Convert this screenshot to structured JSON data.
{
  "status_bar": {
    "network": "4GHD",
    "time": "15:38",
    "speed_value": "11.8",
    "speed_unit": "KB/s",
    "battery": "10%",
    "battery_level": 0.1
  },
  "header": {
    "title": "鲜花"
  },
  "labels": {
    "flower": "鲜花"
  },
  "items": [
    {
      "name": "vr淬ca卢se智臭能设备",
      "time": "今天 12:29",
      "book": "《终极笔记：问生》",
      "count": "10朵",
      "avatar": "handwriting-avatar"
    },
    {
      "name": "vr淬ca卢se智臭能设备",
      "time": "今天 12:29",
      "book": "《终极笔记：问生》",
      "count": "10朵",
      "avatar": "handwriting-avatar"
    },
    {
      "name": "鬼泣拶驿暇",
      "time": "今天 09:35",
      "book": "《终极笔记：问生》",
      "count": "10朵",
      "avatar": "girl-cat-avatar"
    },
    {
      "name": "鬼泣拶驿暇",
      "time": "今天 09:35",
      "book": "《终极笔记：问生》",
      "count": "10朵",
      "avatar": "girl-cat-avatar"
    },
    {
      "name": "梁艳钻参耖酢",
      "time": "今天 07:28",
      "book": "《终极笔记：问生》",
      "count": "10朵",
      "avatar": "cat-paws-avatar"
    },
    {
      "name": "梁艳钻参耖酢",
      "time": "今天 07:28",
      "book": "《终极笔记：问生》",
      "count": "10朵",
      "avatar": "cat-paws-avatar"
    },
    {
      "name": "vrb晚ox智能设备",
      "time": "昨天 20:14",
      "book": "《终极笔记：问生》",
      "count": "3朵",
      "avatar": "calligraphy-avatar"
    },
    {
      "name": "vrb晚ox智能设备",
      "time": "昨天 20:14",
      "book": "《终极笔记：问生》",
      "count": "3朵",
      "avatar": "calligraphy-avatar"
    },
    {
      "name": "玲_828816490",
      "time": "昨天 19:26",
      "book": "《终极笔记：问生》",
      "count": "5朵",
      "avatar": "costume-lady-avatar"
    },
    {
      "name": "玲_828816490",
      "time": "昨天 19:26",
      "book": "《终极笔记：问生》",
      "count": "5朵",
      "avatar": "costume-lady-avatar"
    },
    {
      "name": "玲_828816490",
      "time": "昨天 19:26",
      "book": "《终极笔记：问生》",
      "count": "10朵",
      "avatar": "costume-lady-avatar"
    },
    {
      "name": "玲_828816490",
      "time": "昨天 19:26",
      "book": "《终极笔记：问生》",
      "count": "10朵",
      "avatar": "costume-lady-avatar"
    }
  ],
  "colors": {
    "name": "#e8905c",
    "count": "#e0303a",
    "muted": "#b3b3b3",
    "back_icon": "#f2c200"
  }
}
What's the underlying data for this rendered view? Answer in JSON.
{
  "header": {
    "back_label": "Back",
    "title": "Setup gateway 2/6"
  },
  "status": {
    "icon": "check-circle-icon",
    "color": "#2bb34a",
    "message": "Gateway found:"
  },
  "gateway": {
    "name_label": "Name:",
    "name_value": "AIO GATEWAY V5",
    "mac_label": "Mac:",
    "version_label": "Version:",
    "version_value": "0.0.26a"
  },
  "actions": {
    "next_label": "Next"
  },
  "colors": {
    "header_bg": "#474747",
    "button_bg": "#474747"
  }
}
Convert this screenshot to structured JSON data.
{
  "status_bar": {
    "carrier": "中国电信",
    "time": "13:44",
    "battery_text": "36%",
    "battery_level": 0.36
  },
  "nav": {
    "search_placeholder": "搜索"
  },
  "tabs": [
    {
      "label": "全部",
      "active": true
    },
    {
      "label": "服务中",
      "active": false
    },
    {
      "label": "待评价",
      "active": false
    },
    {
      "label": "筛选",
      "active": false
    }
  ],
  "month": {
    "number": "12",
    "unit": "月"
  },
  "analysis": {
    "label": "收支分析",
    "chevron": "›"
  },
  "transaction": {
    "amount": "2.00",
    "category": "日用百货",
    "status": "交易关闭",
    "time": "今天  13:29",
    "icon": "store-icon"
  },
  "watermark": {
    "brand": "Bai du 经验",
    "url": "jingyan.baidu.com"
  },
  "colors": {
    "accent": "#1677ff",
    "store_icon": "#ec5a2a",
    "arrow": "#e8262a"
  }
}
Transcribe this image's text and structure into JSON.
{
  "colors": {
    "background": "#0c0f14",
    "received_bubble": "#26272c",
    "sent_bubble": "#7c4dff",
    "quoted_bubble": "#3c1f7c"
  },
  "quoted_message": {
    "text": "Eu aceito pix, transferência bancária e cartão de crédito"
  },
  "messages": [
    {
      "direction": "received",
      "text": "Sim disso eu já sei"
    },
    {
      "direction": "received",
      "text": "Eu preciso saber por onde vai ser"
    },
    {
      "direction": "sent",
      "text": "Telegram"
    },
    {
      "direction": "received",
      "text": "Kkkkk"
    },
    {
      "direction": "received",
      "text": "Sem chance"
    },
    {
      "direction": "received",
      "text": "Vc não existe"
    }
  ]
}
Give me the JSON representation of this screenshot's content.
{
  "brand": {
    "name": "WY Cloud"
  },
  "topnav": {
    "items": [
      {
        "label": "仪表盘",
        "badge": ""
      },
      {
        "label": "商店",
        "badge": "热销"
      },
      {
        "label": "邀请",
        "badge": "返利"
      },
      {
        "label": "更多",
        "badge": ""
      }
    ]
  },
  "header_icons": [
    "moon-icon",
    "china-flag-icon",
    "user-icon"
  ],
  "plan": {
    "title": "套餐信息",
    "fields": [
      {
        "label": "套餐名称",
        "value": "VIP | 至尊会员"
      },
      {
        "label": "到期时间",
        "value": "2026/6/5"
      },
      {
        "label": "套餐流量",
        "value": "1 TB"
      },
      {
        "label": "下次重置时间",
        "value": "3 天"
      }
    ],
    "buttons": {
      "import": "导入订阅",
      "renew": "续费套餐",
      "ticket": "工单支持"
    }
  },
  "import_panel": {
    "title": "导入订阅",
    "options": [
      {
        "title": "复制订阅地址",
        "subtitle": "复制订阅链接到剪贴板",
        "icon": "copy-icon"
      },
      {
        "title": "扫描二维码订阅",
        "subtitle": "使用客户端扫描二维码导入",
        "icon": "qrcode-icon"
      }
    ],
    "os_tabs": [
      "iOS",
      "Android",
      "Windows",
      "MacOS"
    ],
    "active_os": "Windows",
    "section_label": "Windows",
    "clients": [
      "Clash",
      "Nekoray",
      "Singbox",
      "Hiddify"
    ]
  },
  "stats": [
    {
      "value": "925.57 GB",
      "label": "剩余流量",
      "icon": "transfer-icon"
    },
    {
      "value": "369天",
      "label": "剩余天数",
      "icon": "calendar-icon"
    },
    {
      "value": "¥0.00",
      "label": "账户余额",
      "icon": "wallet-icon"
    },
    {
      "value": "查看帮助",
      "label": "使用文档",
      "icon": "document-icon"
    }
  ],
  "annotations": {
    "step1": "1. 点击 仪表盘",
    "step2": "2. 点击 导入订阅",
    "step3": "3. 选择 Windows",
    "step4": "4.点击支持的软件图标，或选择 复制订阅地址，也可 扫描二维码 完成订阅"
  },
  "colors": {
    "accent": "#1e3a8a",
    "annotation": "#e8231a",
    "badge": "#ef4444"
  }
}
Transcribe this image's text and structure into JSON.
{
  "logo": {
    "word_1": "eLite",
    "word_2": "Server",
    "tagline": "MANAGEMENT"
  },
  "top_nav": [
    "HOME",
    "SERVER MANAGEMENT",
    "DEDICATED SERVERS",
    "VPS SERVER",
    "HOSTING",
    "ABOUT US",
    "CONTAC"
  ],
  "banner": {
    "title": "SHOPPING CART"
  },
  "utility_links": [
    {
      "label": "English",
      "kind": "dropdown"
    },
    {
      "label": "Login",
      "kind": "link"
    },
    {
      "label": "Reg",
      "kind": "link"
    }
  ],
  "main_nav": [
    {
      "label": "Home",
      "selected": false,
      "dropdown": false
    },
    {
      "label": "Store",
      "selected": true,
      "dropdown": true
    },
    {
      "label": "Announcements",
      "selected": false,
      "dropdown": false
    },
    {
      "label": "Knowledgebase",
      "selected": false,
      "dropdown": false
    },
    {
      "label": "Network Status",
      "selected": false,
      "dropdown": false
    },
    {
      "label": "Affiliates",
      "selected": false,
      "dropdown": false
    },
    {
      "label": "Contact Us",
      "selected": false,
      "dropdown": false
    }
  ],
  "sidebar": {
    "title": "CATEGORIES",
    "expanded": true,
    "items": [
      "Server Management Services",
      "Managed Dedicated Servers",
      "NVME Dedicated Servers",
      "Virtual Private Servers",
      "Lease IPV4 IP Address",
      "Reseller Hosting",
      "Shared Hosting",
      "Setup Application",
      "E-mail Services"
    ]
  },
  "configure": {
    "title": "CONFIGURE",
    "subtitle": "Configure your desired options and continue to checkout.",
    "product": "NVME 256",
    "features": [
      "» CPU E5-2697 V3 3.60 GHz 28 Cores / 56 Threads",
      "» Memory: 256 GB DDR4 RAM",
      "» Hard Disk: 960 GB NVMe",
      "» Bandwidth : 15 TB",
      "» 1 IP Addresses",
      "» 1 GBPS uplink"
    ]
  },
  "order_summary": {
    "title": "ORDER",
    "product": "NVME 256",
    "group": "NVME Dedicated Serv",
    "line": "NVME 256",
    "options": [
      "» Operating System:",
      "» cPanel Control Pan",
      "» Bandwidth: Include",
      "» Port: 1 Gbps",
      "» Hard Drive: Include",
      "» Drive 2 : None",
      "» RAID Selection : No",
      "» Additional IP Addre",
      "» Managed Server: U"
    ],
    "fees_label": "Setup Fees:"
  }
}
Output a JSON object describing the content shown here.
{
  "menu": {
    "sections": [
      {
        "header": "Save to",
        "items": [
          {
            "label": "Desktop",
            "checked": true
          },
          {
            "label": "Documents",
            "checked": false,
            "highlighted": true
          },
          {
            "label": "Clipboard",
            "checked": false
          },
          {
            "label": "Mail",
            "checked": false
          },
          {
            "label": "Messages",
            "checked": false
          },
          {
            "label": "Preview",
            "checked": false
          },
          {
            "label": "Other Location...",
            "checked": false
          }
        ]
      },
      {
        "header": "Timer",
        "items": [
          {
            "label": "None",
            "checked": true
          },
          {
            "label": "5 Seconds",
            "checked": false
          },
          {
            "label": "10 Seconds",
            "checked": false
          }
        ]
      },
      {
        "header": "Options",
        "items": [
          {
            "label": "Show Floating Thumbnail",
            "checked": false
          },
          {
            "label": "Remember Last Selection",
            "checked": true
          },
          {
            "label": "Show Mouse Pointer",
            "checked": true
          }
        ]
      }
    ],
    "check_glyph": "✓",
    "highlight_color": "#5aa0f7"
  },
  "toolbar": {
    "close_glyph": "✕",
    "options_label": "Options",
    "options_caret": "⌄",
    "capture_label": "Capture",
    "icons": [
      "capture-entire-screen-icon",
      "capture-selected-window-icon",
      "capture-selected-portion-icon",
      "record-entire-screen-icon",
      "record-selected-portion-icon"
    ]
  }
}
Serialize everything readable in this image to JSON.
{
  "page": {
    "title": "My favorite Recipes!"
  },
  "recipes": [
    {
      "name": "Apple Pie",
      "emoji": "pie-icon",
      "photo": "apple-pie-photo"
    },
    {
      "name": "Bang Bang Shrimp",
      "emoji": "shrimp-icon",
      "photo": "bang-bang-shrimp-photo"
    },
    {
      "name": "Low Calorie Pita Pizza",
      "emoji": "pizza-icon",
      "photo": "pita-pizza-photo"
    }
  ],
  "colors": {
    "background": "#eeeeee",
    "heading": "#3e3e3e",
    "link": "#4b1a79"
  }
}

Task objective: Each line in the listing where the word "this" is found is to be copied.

Response below:
Convert this screenshot to structured JSON data.
What's the underlying data for this rendered view? Answer in JSON.
Convert this screenshot to structured JSON data.
Transcribe this image's text and structure into JSON.
Give me the JSON representation of this screenshot's content.
Transcribe this image's text and structure into JSON.
Serialize everything readable in this image to JSON.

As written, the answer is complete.